However, it is not is an insurmountable barrier to helping Ireland. Giving Ireland the deal it needs would be a clear continuation of efforts to stabilise the financial system and protect the common currency – and all actions to achieve these objectives are fully within the competence of the ECB.
If the ECB’s measures to bring down the cost of sovereign borrowing are legally OK then only by a bizarre twist of logic could restructuring these debts be illegal.
Helping Ireland does not threaten the ECB’s inflation targeting, it does not create a damaging precedent and it will not lead to any backlash from member states.
Taoiseach, instead of giving us more banal generalities about what you’re doing while presiding over a chaotic and damaging series of outbursts from ministers, you need to say clearly what we want and what we will do if we don’t get it.
The Tánaiste has apparently told the rest of Europe and all of South America that we are facing a catastrophe and the dissolution of the government.
A panicked response to poor polls and backbench unrest is doing real damage to Ireland’s cause and it needs to stop.
You know that whatever happens by March 31st you’ll be claiming that it was a victory won through a brilliant strategy. Between now and then if there was less grandstanding and a bit more honesty it would do Ireland’s cause a lot more good.
At this summit it looks like there will be a budget agreed through the work of President Van Rompuy. It is a bad budget deal for Europe because it stops the EU playing a serious role in helping to restore growth and job creation, particularly in the hardest hit regions.
It is a budget framed with a narrow view of Europe which makes many demands of the Union but refuses to give it the resources to meet those demands.
Following Prime Minister Cameron’s recent speech the background to every summit will be the fact that a member state has, for the first time, started a discussion about leaving the Union. Ireland does not want the UK to leave the Union – but Ireland needs to end its silence about the Tory agenda.
The speech was dressed up with positive words. Look beyond these and what you find is bleak vision for the Union. This list of powers which he listed for repatriation actually comes down to a demand that the European Union cease to exist and become simply a free trade area.

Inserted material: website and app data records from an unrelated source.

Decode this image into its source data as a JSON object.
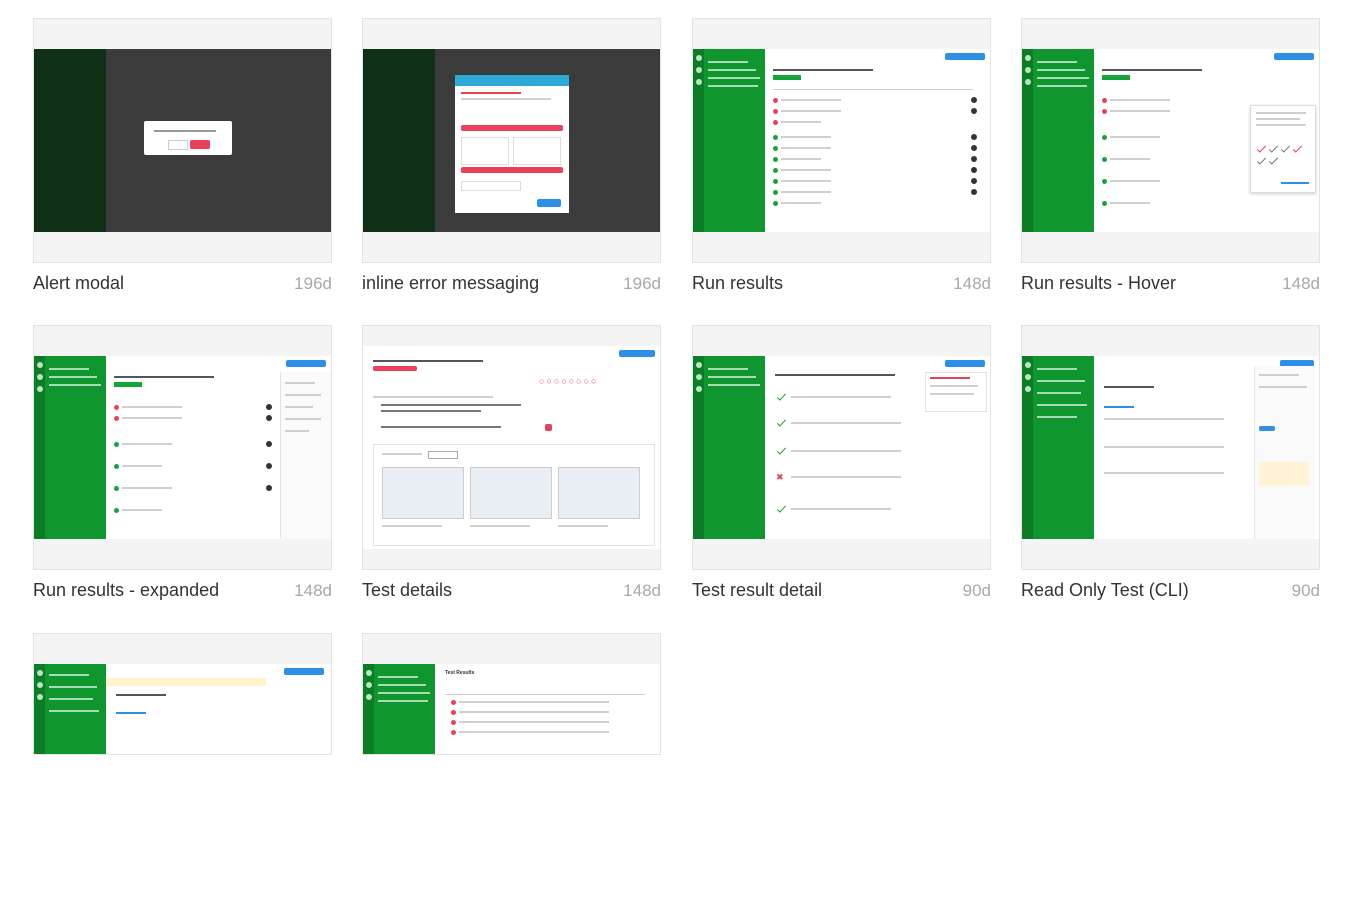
{
  "cards": [
    {
      "name": "Alert modal",
      "age": "196d"
    },
    {
      "name": "inline error messaging",
      "age": "196d"
    },
    {
      "name": "Run results",
      "age": "148d"
    },
    {
      "name": "Run results - Hover",
      "age": "148d"
    },
    {
      "name": "Run results - expanded",
      "age": "148d"
    },
    {
      "name": "Test details",
      "age": "148d"
    },
    {
      "name": "Test result detail",
      "age": "90d"
    },
    {
      "name": "Read Only Test (CLI)",
      "age": "90d"
    },
    {
      "name": "",
      "age": ""
    },
    {
      "name": "",
      "age": ""
    }
  ],
  "thumbs": {
    "test_results_heading": "Test Results"
  },
  "colors": {
    "brand_green": "#10962f",
    "accent_blue": "#2f8fe8",
    "error_red": "#e84158"
  }
}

However, even this would be almost impossible to achieve, as the regulations which give the single market its impact would be impossible under the Tory agenda.
If even a fraction of what is being demanded is conceded this would change the terms of our membership of the Union. This would require a referendum here – and it is one that would have no chance whatsoever of passing.
As the European issues have mounted the refusal of the government to set out its policy. What does Ireland want the Union to become? How does it see it developing? Agreeing to everything except changes that require a referendum is not a policy.